**ACTIVITY:** Go through the entries, filter for the word "Lake", and copy every line that has it.

**STUDY MATERIAL:**
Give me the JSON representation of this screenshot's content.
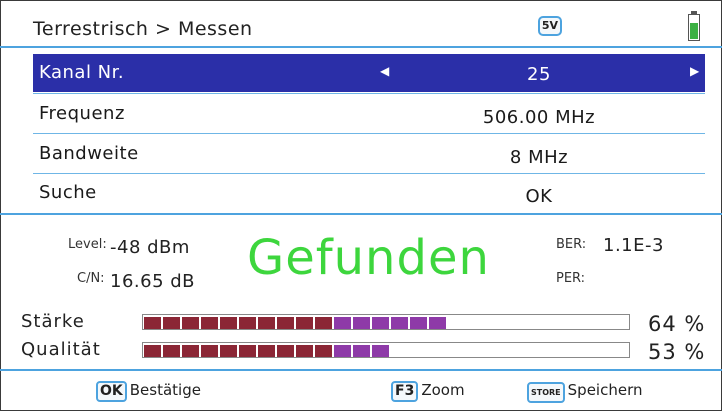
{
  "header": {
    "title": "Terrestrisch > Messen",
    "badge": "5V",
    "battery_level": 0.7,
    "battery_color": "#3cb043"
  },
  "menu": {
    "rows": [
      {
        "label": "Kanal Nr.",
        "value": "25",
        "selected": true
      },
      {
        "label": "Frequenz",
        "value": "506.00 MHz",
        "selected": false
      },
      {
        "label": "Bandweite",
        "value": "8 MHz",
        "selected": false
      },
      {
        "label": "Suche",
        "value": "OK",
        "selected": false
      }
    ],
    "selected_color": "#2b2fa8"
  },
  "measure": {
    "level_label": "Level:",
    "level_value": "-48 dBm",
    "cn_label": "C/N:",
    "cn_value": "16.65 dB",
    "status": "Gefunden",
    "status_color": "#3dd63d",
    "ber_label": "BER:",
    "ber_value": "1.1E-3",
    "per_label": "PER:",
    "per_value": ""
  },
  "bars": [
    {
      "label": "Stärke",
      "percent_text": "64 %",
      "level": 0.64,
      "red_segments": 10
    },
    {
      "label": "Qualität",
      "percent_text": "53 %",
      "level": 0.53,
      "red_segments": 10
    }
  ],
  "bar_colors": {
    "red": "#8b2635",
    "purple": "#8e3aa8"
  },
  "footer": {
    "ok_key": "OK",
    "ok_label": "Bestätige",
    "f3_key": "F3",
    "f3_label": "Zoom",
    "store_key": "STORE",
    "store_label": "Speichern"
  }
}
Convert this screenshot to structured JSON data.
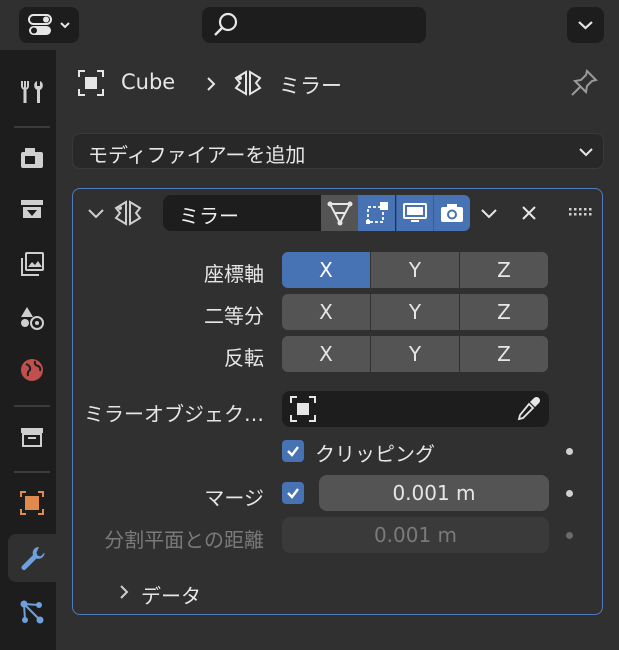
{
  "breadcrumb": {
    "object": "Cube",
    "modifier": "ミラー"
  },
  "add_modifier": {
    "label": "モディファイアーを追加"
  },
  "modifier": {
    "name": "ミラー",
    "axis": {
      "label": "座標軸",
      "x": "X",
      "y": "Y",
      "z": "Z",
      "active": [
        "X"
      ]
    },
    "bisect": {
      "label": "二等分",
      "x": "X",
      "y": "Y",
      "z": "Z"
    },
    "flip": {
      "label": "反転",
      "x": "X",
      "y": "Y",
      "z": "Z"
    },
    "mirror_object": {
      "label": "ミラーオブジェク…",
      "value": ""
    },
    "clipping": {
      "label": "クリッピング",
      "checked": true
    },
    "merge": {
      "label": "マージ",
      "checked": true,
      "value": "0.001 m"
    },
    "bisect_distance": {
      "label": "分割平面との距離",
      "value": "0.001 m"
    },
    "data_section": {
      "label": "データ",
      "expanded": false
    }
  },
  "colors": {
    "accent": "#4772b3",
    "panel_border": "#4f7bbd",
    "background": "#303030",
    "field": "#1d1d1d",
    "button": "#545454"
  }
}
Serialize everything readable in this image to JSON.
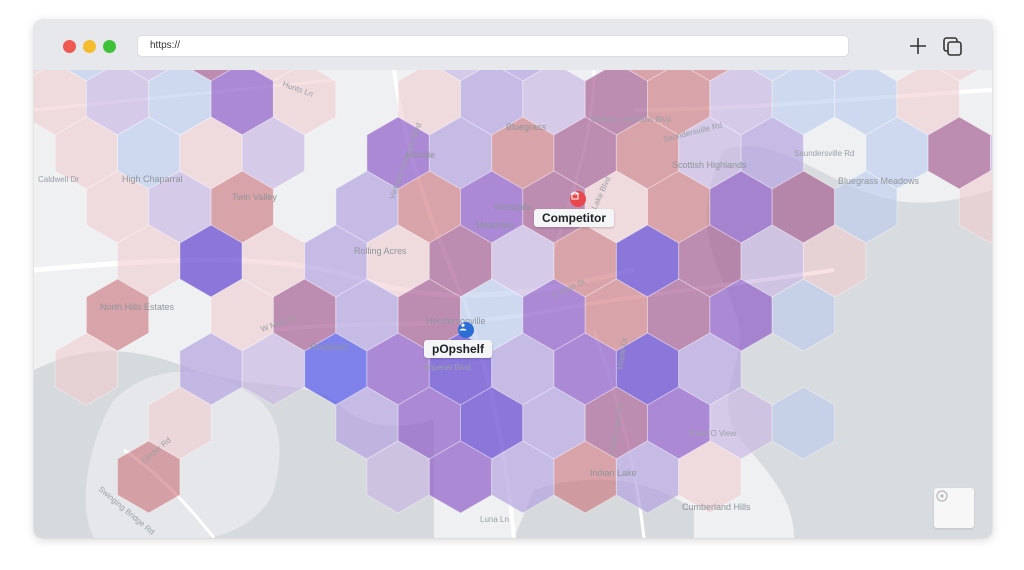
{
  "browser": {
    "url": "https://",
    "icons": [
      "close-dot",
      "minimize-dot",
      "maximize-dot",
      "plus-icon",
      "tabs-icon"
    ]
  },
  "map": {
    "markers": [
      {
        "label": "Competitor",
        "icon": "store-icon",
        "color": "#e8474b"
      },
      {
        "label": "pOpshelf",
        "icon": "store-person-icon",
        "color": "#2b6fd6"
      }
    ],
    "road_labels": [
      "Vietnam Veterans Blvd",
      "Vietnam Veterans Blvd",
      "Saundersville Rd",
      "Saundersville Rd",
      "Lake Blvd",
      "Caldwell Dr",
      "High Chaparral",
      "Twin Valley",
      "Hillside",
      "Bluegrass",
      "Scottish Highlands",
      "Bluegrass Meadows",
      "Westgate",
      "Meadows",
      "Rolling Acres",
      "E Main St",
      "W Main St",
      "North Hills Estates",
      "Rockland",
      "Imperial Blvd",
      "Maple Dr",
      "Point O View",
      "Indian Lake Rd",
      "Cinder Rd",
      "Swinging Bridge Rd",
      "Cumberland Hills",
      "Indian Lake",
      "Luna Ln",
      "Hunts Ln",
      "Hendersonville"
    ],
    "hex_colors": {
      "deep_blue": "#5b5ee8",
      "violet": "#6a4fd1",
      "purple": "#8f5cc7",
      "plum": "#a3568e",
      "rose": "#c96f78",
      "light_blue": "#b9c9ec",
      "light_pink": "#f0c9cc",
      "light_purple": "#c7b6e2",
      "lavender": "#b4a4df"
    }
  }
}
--
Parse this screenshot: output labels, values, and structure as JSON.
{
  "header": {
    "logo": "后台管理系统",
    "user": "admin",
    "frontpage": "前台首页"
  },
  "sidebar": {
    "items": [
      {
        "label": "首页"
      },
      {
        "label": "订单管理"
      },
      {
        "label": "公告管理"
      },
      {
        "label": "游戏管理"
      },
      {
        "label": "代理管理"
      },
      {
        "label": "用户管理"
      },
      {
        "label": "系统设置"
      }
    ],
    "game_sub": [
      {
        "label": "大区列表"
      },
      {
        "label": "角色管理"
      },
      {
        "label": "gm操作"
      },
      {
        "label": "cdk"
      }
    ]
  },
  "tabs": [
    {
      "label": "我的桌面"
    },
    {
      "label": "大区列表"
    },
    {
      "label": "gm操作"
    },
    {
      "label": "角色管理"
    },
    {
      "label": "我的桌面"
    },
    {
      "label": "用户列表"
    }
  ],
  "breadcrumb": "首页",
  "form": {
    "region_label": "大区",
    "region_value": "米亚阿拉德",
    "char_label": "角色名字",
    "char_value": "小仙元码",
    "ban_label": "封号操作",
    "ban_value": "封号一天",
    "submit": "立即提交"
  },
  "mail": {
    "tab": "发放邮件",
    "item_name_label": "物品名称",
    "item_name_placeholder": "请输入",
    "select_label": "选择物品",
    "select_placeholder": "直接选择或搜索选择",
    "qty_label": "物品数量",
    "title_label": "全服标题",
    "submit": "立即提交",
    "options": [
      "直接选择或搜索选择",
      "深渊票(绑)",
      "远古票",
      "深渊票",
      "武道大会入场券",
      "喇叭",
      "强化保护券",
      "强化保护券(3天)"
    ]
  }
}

**RESULT BELOW:**
      "Lake Blvd",
      "Indian Lake Rd",
      "Indian Lake",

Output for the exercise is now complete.